The negative (Hx–) inputs are biased to 2.5 V by a pair of resistors between VREG and ground. For open-collector Hall sensors, an additional pullup resistor to VREG is needed on the positive (Hx+) input.
Because the ENABLEn function doubles as a sleep (low-power shutdown) function, there are some important considerations when asserting and deasserting ENABLEn.
While the motor driver is enabled, the deassertion of ENABLEn initiates a stop-and-power-down sequence. This sequence starts by disabling the motor (coasting) and waiting for rotation to stop. After rotation is stopped for 1 s (as determined by the absence of transitions on HALLOUT), the internal circuitry is powered-down, the V5 regulator and power switch are disabled, and internal clocks are stopped.
When the DRV8307 is spinning a motor and ENABLEn is brought high while BRAKE is left low, the external MOSFETs is disabled and the motor coasts to a stop. The motor cannot be re-driven until it first completely stops.
For more dynamic performance, the ENABLEn and BRAKE inputs can be tied together. Then when the motor is disabled (by bringing ENABLEn high), BRAKE is also high, causing the low-side of each half-H bridge to be on. This causes the motor to stop faster, and allows it to be re-driven sooner.
|Supply voltage||8.5 to 32 V|
|PWM frequency||16 to 50 kHz|
|PWM duty cycle||0% to 100%|
|Current limiter||VLIMITER / RISENSE|
|External FETs||N-channel MOSFETs|
|Bulk supply capacitance||2 to 4 µF per watt|
When designing a system with the DRV8307, determine an operating motor voltage between 8.5 to 32 V. Higher voltages directly scale motor speed, with the same PWM input.
The frequency of the input clock (PWM) must be between 16 and 50 kHz. Note that this frequency does not affect the pre-driver output frequency, which is fixed at 25 kHz (typical).
The PWM duty cycle controls motor speed and can be set either to a fixed value or varied while the motor is spinning. If it is changed while spinning, use gradual steps (for example, 1% increments), because a large change in the commanded duty cycle can cause a large step in commutation, which can lock up the motor.

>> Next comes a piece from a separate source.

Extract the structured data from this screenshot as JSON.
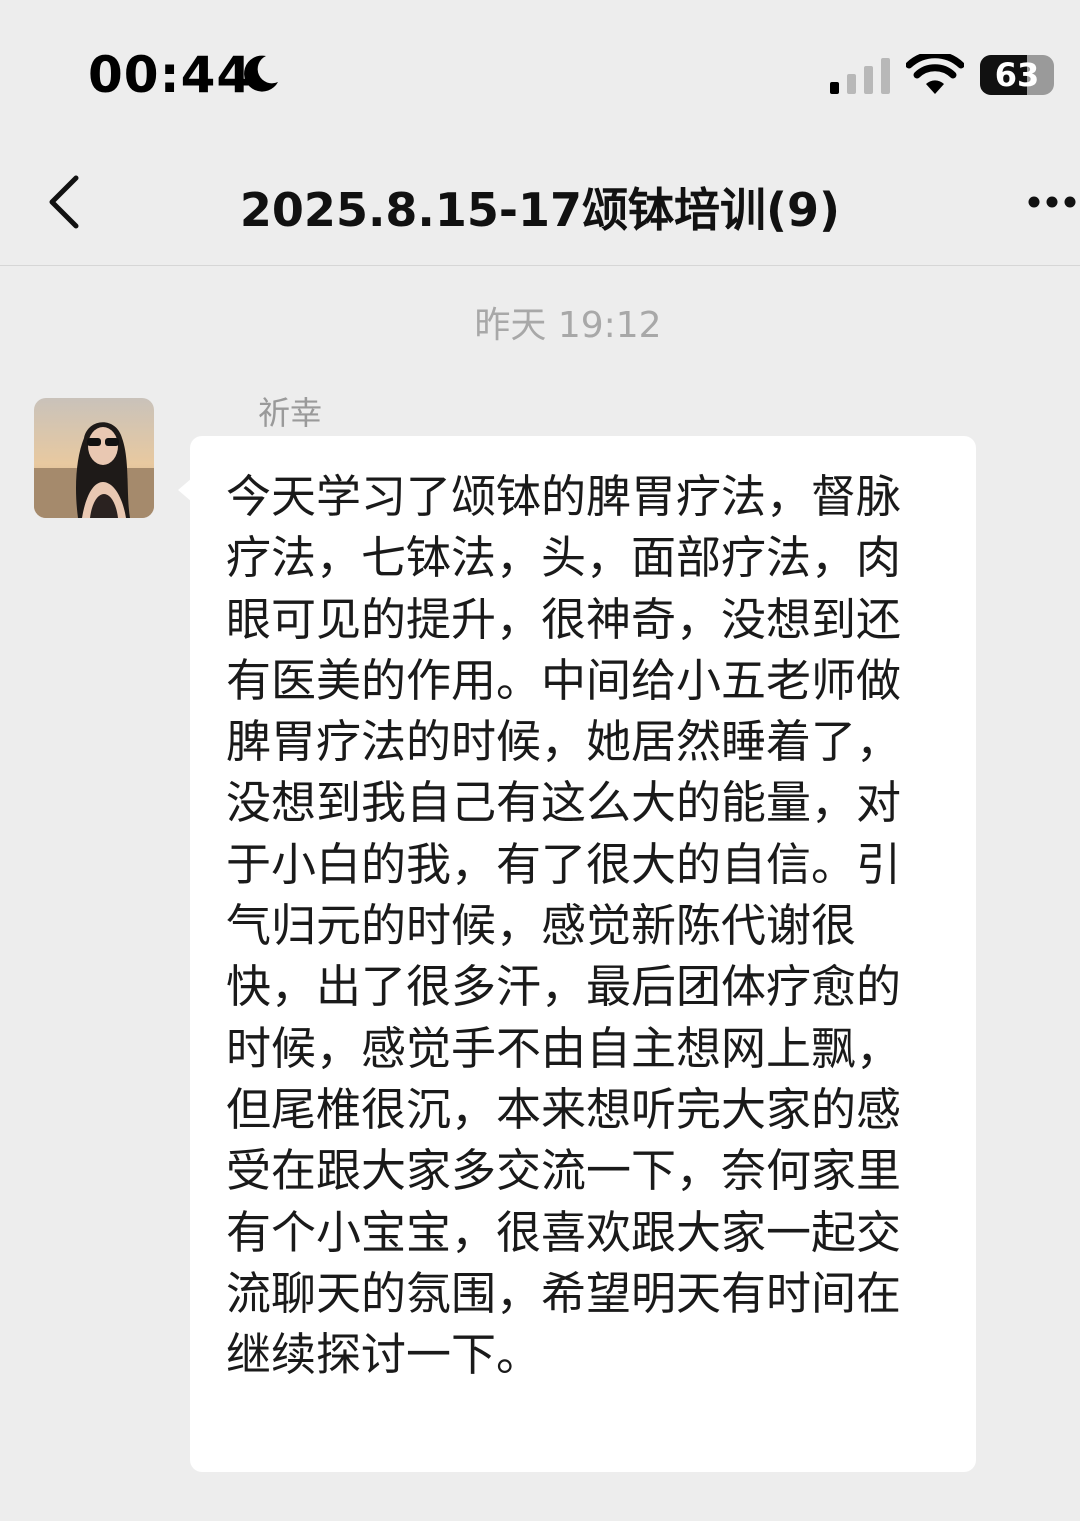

This behavior is typical with other industry devices.
The DRV8307 device constantly monitors motor current and reduces FET drive when necessary, to keep current within VLIMITER / RISENSE. This feature reduces the requirements of power supply current capacity and bulk capacitance to maintain a stable voltage, especially during motor startup. The designer should target a peak current limit and size RISENSE appropriately. VLIMITER is fixed at 0.25 V (typical).
For example, if 4-A peak is desired, then a 0.06-Ω resistor should be chosen as in Equation 2.
When selecting the power FETs, use six N-channel MOSFETs. They must support VGS > 10 V (since the DRV8307 device drives 10 V VGS). They must also support VDS > VM, and TI recommends to have 1.5× to 2× margin, to prevent FET damage during transient voltage spikes that can occur when motors change speeds.
It is important to use large bulk capacitance on VM, and the required size depends on the power of the motor. Of course, power = voltage × current. A general recommendation is to use 2 to 4 µF per watt. If a motor system uses 24 V and 3 A, a reasonable choice is 144 to 288 µF.